All athletes will benefit from proper training techniques. Specifically this means incorporation of a dynamic warm up, pre-season & in-season training, and post-exercise cool-down & stretching. Also, research abounds showing the benefits of wearing a helmet to protect your head, staying hydrated throughout sports activities, and well fit and maintained equipment.
Dynamic warm-up – Before you strap in to your boards, be sure to spend some time increasing the blood flow and extensibility (ie flexibility) of your back, abs, hips, and legs by making those muscle work through a sport specific range of motion. Suggestions are: squats, high knee marching, butt-kickers, grape-vine jogging, lunges, and shoulder circles & rolls.
Exercises – Try these dry land exercises 3-4x/week to really work to improve the strength and stability of your back, hips, and legs:
Single leg squats – start by standing on a stair facing the railing/wall. With all of your weight on one leg, slowly bend that knee and gently touch opposite heel to the floor below, then return to full upright/straight legged position. Repeat for 3 sets of 10 repetitions. Make this more difficult by adding weight or height to the stair.
Single leg straight leg dead lifts – start by standing on one leg with knee slightly bent and a ~5# weight in opposite hand. Bending from the waist, slowly lower the weight down to your foot while keeping the stance leg slightly bent, maintaining excellent core stability and a straight back, and then slowly return to starting position. Repeat for 3 sets of 10 repetitions. Add weight or cushion under stance foot to increase intensity.
Plyometrics – Vertical, broad, and left-to-right jumping with specific focus on good knee alignment, reduced ground reaction forces, and control will greatly improve your power and stability while on the slopes or powering up the x-country course hill.
BOSU squats – Great for working on stability from your feet all the way up the chain. Stand on the flat surface with the round surface down. Be sure to be safe and get your balance first.
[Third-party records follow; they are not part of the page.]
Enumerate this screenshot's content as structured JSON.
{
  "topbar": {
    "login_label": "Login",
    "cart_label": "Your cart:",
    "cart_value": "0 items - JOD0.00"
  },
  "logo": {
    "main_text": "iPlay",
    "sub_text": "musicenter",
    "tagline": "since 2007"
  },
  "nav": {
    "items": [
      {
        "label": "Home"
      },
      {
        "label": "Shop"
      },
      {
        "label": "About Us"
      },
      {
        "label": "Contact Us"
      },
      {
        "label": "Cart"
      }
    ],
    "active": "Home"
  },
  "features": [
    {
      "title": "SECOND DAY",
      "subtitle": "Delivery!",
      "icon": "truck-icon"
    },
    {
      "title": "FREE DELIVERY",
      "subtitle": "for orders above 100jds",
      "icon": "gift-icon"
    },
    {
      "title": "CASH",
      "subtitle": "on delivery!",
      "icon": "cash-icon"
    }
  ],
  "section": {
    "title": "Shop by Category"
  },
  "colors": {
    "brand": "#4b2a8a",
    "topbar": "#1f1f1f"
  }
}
Slowly bend the knees just like you would squat on flat ground but return to an upright position if you start to lose your balance. Repeat for 3 sets of 10 repetitions.
Planks – Lay face down with your forearms on the ground; rise up so that just your forearms and toes are touching the ground forming a ‘plank’ from head to heels. Hold this position for 30 seconds. Repeat for 3 sets of 30 seconds.
Stretching – Strongly supported in research, stretching after exercise helps reduce injuries in future athletic endeavors. 30 seconds of stretching out your lower back, quadriceps, hamstrings, etc. can really help to reduce muscle and joint soreness after the drive home.
Cross-training: One last point to make is the added benefit of utilizing other exercise activities to make you a better skier. Yoga, Pilates, rowing, spinning, tai chi, kick-boxing, etc.; most forms of exercise will help to round you out as an athlete, help keep you strong, and avoid over-use injuries.
Good luck this season and enjoy the best powder in the world!
John-Henry Anderson, PT, DPT, SCS, CSCS
Board Certified Sports Clinical Specialist
Certified Strength & Conditioning Specialist
APRS Physical Therapy